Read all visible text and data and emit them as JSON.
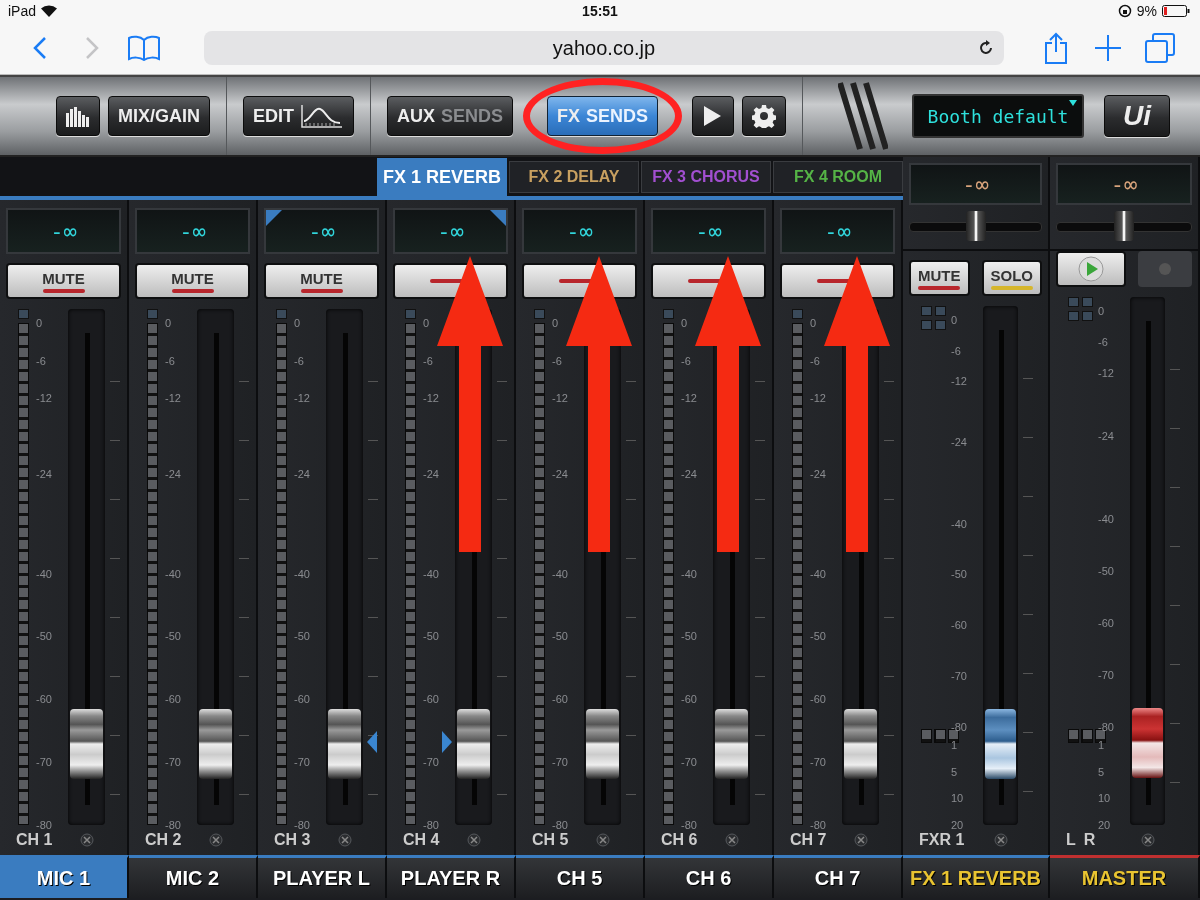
{
  "status_bar": {
    "device": "iPad",
    "time": "15:51",
    "battery": "9%"
  },
  "browser": {
    "url": "yahoo.co.jp"
  },
  "toolbar": {
    "groups": [
      [
        {
          "kind": "meters"
        },
        {
          "kind": "text",
          "label": "MIX/GAIN"
        }
      ],
      [
        {
          "kind": "edit",
          "label": "EDIT"
        }
      ],
      [
        {
          "kind": "sends",
          "label": "AUX",
          "suffix": "SENDS",
          "selected": false,
          "circled": false
        },
        {
          "kind": "sends",
          "label": "FX",
          "suffix": "SENDS",
          "selected": true,
          "circled": true
        },
        {
          "kind": "play"
        },
        {
          "kind": "settings"
        }
      ]
    ],
    "preset": "Booth default",
    "logo": "Ui"
  },
  "fx_tabs": [
    {
      "label": "FX 1 REVERB",
      "selected": true
    },
    {
      "label": "FX 2 DELAY",
      "color": "#c8a060",
      "selected": false
    },
    {
      "label": "FX 3 CHORUS",
      "color": "#a24fd0",
      "selected": false
    },
    {
      "label": "FX 4 ROOM",
      "color": "#55b446",
      "selected": false
    }
  ],
  "channels": [
    {
      "reading": "-∞",
      "mute": "MUTE",
      "strip": "CH 1",
      "name": "MIC 1",
      "selected": true,
      "level": 0.1,
      "arrow": false,
      "linked": false,
      "scale": [
        "0",
        "-6",
        "-12",
        "-24",
        "-40",
        "-50",
        "-60",
        "-70",
        "-80"
      ]
    },
    {
      "reading": "-∞",
      "mute": "MUTE",
      "strip": "CH 2",
      "name": "MIC 2",
      "selected": false,
      "level": 0.1,
      "arrow": false,
      "linked": false,
      "scale": [
        "0",
        "-6",
        "-12",
        "-24",
        "-40",
        "-50",
        "-60",
        "-70",
        "-80"
      ]
    },
    {
      "reading": "-∞",
      "mute": "MUTE",
      "strip": "CH 3",
      "name": "PLAYER L",
      "selected": false,
      "level": 0.1,
      "arrow": false,
      "linked": true,
      "scale": [
        "0",
        "-6",
        "-12",
        "-24",
        "-40",
        "-50",
        "-60",
        "-70",
        "-80"
      ]
    },
    {
      "reading": "-∞",
      "strip": "CH 4",
      "name": "PLAYER R",
      "selected": false,
      "level": 0.1,
      "arrow": true,
      "linked": true,
      "scale": [
        "0",
        "-6",
        "-12",
        "-24",
        "-40",
        "-50",
        "-60",
        "-70",
        "-80"
      ]
    },
    {
      "reading": "-∞",
      "strip": "CH 5",
      "name": "CH 5",
      "selected": false,
      "level": 0.1,
      "arrow": true,
      "linked": false,
      "scale": [
        "0",
        "-6",
        "-12",
        "-24",
        "-40",
        "-50",
        "-60",
        "-70",
        "-80"
      ]
    },
    {
      "reading": "-∞",
      "strip": "CH 6",
      "name": "CH 6",
      "selected": false,
      "level": 0.1,
      "arrow": true,
      "linked": false,
      "scale": [
        "0",
        "-6",
        "-12",
        "-24",
        "-40",
        "-50",
        "-60",
        "-70",
        "-80"
      ]
    },
    {
      "reading": "-∞",
      "strip": "CH 7",
      "name": "CH 7",
      "selected": false,
      "level": 0.1,
      "arrow": true,
      "linked": false,
      "scale": [
        "0",
        "-6",
        "-12",
        "-24",
        "-40",
        "-50",
        "-60",
        "-70",
        "-80"
      ]
    }
  ],
  "fx_return": {
    "reading": "-∞",
    "pan": {
      "level": 0.5
    },
    "mute": "MUTE",
    "solo": "SOLO",
    "strip": "FXR 1",
    "name": "FX 1 REVERB",
    "level": 0.1,
    "scale_upper": [
      "0",
      "-6",
      "-12",
      "-24",
      "-40",
      "-50",
      "-60",
      "-70",
      "-80"
    ],
    "scale_lower": [
      "1",
      "5",
      "10",
      "20"
    ]
  },
  "master": {
    "reading": "-∞",
    "balance": {
      "level": 0.5
    },
    "left": "L",
    "right": "R",
    "name": "MASTER",
    "level": 0.1,
    "record_enabled": false,
    "scale_upper": [
      "0",
      "-6",
      "-12",
      "-24",
      "-40",
      "-50",
      "-60",
      "-70",
      "-80"
    ],
    "scale_lower": [
      "1",
      "5",
      "10",
      "20"
    ]
  }
}
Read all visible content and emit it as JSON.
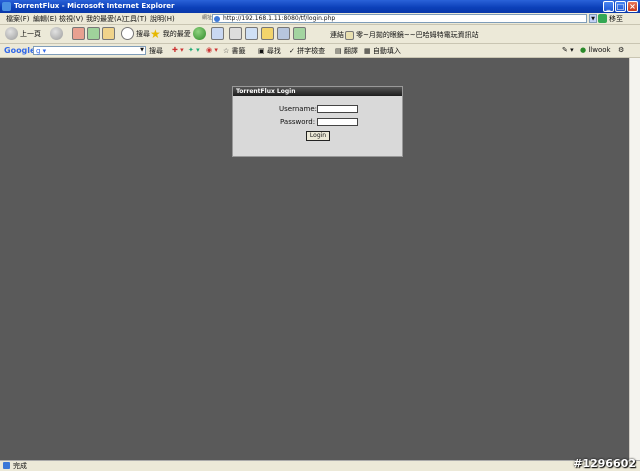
{
  "window": {
    "title": "TorrentFlux - Microsoft Internet Explorer"
  },
  "menu": [
    "檔案(F)",
    "編輯(E)",
    "檢視(V)",
    "我的最愛(A)",
    "工具(T)",
    "說明(H)"
  ],
  "address": {
    "label": "網址(D)",
    "url": "http://192.168.1.11:8080/tf/login.php",
    "go_label": "移至"
  },
  "toolbar": {
    "back_label": "上一頁",
    "search_label": "搜尋",
    "favorites_label": "我的最愛",
    "links_label": "連結",
    "links_text": "零~月拋的眼鏡~~巴哈姆特電玩資訊站"
  },
  "googlebar": {
    "logo": "Google",
    "search_label": "搜尋",
    "bookmarks_label": "書籤",
    "find_label": "尋找",
    "spell_label": "拼字檢查",
    "translate_label": "翻譯",
    "autofill_label": "自動填入",
    "user_label": "llwook"
  },
  "login": {
    "title": "TorrentFlux Login",
    "username_label": "Username:",
    "password_label": "Password:",
    "button_label": "Login"
  },
  "status": {
    "text": "完成"
  },
  "watermark": "#1296602"
}
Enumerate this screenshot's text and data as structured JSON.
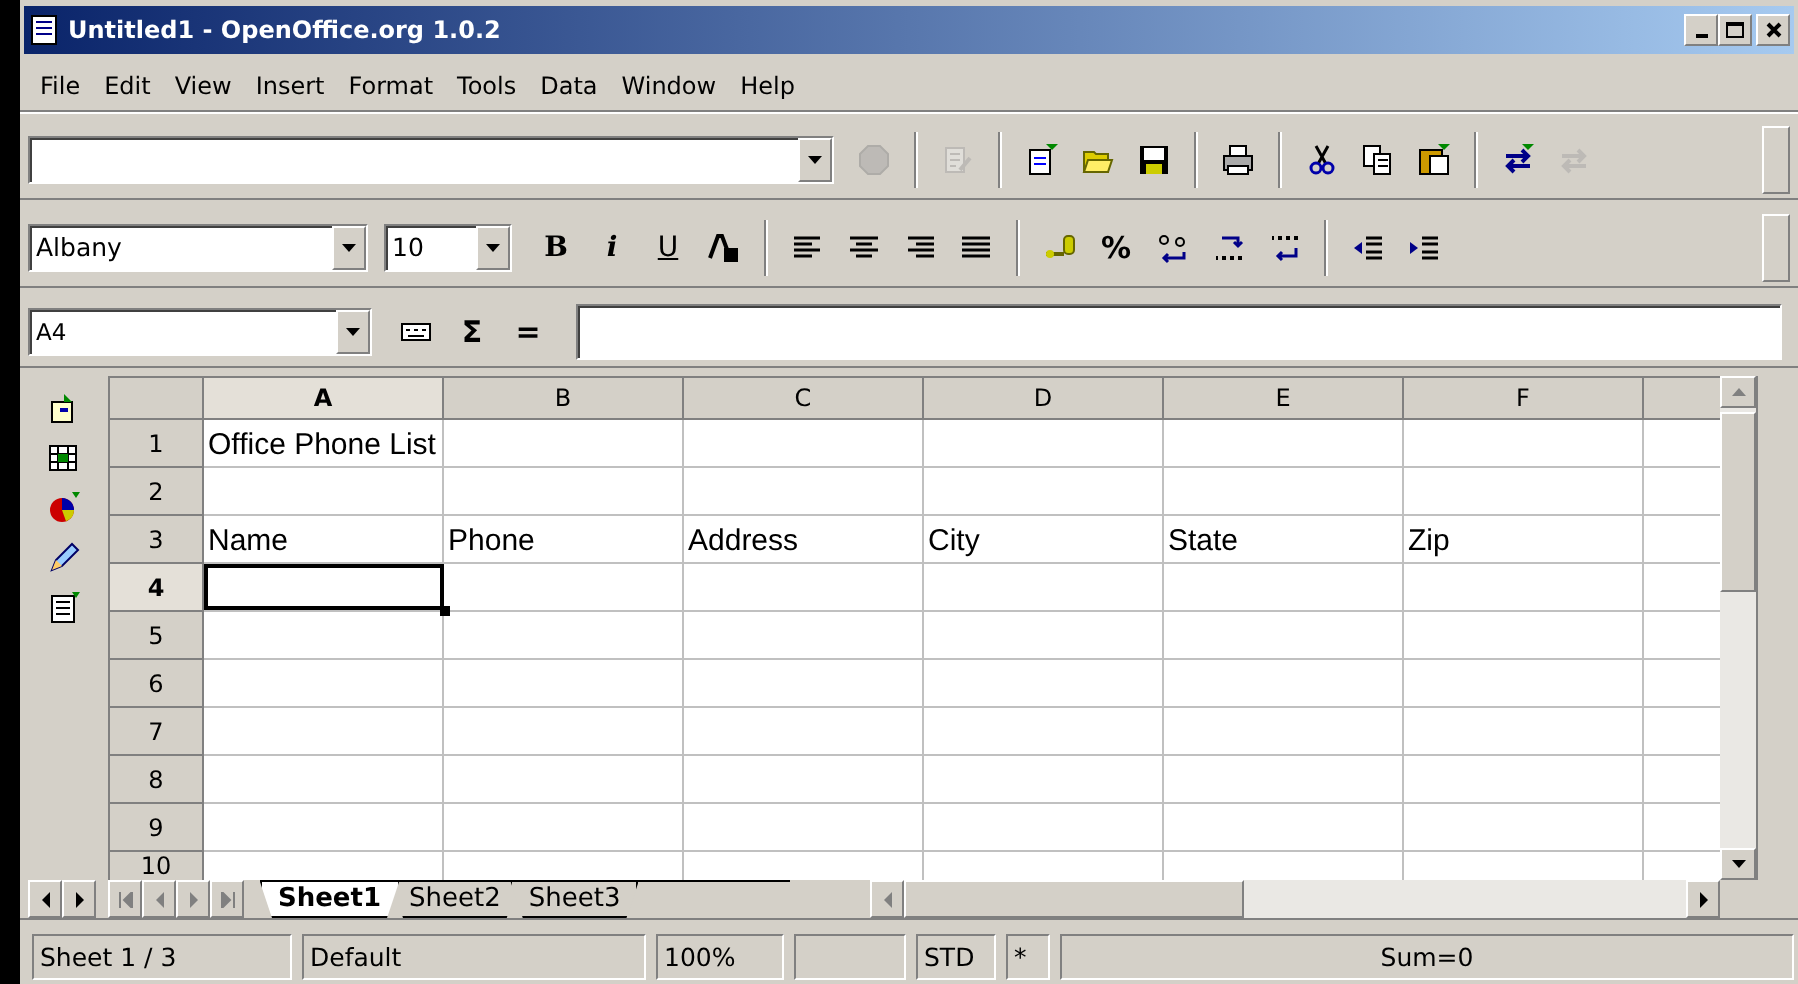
{
  "window": {
    "title": "Untitled1 - OpenOffice.org 1.0.2"
  },
  "menu": [
    "File",
    "Edit",
    "View",
    "Insert",
    "Format",
    "Tools",
    "Data",
    "Window",
    "Help"
  ],
  "function_bar": {
    "groups": [
      {
        "buttons": [
          {
            "kind": "stop",
            "disabled": true
          }
        ]
      },
      {
        "buttons": [
          {
            "kind": "edit-file",
            "disabled": true
          }
        ]
      },
      {
        "buttons": [
          {
            "kind": "new",
            "disabled": false
          },
          {
            "kind": "open",
            "disabled": false
          },
          {
            "kind": "save",
            "disabled": false
          }
        ]
      },
      {
        "buttons": [
          {
            "kind": "print",
            "disabled": false
          }
        ]
      },
      {
        "buttons": [
          {
            "kind": "cut",
            "disabled": false
          },
          {
            "kind": "copy",
            "disabled": false
          },
          {
            "kind": "paste",
            "disabled": false
          }
        ]
      },
      {
        "buttons": [
          {
            "kind": "undo",
            "disabled": false
          },
          {
            "kind": "redo",
            "disabled": true
          }
        ]
      }
    ]
  },
  "formatting_bar": {
    "font_name": "Albany",
    "font_size": "10",
    "buttons": [
      {
        "kind": "bold",
        "label": "B"
      },
      {
        "kind": "italic",
        "label": "i"
      },
      {
        "kind": "underline",
        "label": "U"
      },
      {
        "kind": "font-color"
      },
      {
        "kind": "separator"
      },
      {
        "kind": "align-left"
      },
      {
        "kind": "align-center"
      },
      {
        "kind": "align-right"
      },
      {
        "kind": "justify"
      },
      {
        "kind": "separator"
      },
      {
        "kind": "currency"
      },
      {
        "kind": "text",
        "label": "%"
      },
      {
        "kind": "standard-format"
      },
      {
        "kind": "add-decimal"
      },
      {
        "kind": "delete-decimal"
      },
      {
        "kind": "separator"
      },
      {
        "kind": "outdent"
      },
      {
        "kind": "indent"
      }
    ]
  },
  "formula_bar": {
    "name_box": "A4",
    "buttons": [
      {
        "kind": "function-wizard"
      },
      {
        "kind": "text",
        "label": "Σ"
      },
      {
        "kind": "text",
        "label": "="
      }
    ]
  },
  "side_toolbar": [
    {
      "kind": "insert"
    },
    {
      "kind": "insert-cells"
    },
    {
      "kind": "chart"
    },
    {
      "kind": "edit"
    },
    {
      "kind": "data"
    }
  ],
  "columns": [
    {
      "label": "A",
      "selected": true
    },
    {
      "label": "B",
      "selected": false
    },
    {
      "label": "C",
      "selected": false
    },
    {
      "label": "D",
      "selected": false
    },
    {
      "label": "E",
      "selected": false
    },
    {
      "label": "F",
      "selected": false
    }
  ],
  "rows": [
    {
      "label": "1",
      "selected": false,
      "cells": [
        "Office Phone List"
      ]
    },
    {
      "label": "2",
      "selected": false
    },
    {
      "label": "3",
      "selected": false,
      "cells": [
        "Name",
        "Phone",
        "Address",
        "City",
        "State",
        "Zip"
      ]
    },
    {
      "label": "4",
      "selected": true
    },
    {
      "label": "5",
      "selected": false
    },
    {
      "label": "6",
      "selected": false
    },
    {
      "label": "7",
      "selected": false
    },
    {
      "label": "8",
      "selected": false
    },
    {
      "label": "9",
      "selected": false
    },
    {
      "label": "10",
      "selected": false
    }
  ],
  "sheets": [
    {
      "label": "Sheet1",
      "selected": true
    },
    {
      "label": "Sheet2",
      "selected": false
    },
    {
      "label": "Sheet3",
      "selected": false
    }
  ],
  "status_bar": [
    {
      "kind": "text",
      "text": "Sheet 1 / 3"
    },
    {
      "kind": "text",
      "text": "Default"
    },
    {
      "kind": "text",
      "text": "100%"
    },
    {
      "kind": "empty"
    },
    {
      "kind": "text",
      "text": "STD"
    },
    {
      "kind": "text",
      "text": "*"
    },
    {
      "kind": "text",
      "text": "Sum=0"
    }
  ]
}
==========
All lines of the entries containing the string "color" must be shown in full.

▸ Your solution
      "color": "#c8a060",
      "color": "#a24fd0",
      "color": "#55b446",
        "kind": "font-color"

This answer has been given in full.